> YOUR ASSIGNMENT
Could you find every line in the records below that contains the word "icon" and copy it?

Component data from apps and pages:
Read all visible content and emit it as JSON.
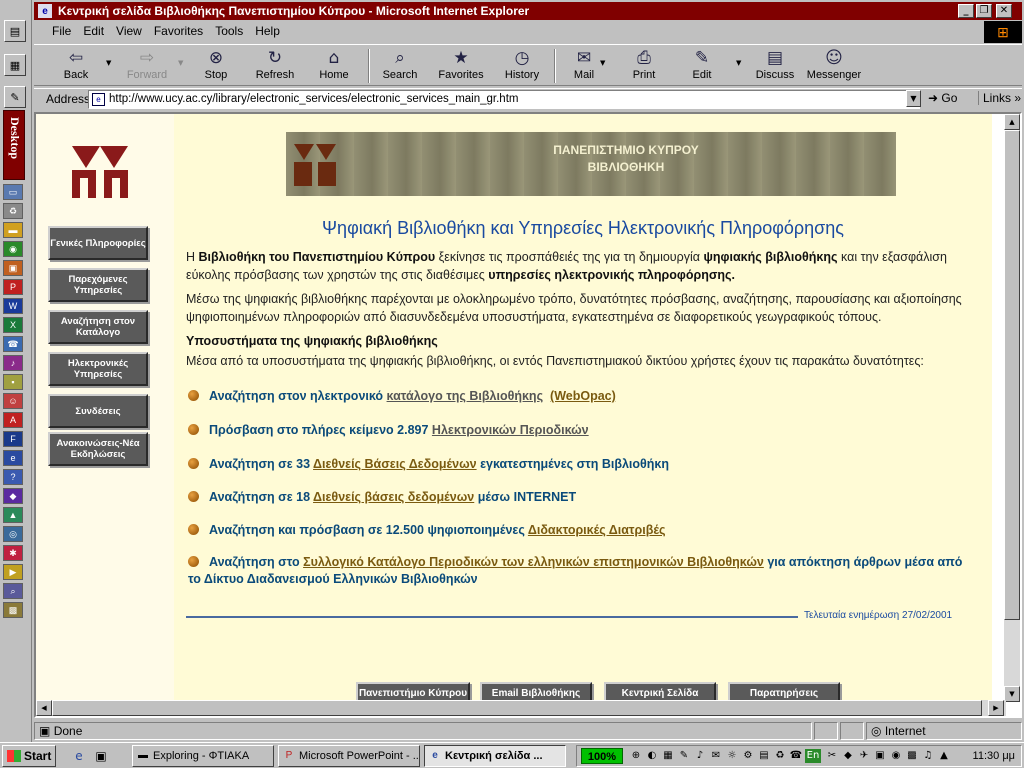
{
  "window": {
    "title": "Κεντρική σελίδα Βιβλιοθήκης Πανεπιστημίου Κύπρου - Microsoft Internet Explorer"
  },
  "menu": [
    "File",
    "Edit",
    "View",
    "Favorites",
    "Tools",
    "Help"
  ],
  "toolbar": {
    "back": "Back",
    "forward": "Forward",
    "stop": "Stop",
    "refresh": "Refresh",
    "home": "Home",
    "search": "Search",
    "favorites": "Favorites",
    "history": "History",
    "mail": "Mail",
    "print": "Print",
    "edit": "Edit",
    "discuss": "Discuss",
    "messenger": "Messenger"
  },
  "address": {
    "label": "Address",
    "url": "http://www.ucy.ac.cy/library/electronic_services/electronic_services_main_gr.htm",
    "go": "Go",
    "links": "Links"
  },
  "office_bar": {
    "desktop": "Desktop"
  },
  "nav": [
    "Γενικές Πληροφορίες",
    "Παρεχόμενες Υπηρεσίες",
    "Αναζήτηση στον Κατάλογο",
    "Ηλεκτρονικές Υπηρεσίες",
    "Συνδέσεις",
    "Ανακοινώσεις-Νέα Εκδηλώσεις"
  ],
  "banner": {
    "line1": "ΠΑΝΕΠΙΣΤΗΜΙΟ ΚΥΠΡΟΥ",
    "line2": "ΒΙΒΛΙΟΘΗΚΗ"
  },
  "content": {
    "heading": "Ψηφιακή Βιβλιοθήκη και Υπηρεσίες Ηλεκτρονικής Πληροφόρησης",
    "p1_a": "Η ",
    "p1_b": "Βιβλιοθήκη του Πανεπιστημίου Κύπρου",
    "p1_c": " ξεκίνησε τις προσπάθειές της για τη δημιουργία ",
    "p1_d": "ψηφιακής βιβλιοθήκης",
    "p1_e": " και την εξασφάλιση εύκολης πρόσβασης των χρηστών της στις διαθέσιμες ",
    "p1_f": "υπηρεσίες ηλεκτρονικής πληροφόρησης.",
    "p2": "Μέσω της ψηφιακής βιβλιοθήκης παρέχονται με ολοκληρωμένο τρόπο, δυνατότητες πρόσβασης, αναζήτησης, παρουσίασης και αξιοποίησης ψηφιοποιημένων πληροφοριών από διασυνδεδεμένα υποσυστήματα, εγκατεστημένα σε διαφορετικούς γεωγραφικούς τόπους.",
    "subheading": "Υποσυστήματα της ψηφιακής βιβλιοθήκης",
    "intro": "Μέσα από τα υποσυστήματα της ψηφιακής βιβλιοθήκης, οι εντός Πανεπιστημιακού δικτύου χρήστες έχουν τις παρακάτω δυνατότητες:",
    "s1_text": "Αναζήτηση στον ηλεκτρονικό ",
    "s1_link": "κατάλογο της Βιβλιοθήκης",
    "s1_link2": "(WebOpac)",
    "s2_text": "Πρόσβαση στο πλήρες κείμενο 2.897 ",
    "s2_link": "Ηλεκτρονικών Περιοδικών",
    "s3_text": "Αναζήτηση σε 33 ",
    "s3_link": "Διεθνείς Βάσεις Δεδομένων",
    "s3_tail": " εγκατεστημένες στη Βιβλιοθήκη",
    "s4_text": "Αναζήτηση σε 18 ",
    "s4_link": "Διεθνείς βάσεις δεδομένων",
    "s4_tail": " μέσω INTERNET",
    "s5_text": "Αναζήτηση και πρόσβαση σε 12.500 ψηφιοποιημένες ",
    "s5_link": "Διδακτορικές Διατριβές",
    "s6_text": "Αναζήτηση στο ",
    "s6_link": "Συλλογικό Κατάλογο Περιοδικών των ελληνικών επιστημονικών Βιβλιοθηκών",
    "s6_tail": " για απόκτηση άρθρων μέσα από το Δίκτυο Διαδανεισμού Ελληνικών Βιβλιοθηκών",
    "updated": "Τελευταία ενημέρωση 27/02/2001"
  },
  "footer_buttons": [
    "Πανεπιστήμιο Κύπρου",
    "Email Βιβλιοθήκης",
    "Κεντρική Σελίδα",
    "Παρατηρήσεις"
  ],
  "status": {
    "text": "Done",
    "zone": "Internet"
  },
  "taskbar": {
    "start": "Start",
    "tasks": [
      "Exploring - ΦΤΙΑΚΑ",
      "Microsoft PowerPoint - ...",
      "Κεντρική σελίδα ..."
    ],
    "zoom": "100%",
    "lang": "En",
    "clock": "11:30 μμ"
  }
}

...

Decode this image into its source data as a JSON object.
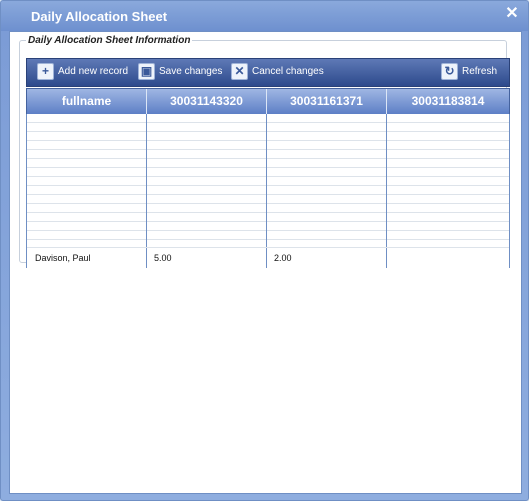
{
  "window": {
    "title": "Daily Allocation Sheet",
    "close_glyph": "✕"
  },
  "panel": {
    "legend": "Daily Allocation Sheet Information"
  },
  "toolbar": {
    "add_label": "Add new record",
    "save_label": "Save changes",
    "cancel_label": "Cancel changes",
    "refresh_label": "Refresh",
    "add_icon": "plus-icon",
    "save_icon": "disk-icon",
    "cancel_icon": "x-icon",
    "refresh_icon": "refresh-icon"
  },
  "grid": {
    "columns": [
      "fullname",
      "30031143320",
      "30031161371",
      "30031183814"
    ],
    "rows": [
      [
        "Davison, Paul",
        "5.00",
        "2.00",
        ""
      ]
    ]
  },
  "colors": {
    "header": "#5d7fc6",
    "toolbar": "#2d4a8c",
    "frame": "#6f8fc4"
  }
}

> FINISHED EXERCISE
    "add_icon": "plus-icon",
    "save_icon": "disk-icon",
    "cancel_icon": "x-icon",
    "refresh_icon": "refresh-icon"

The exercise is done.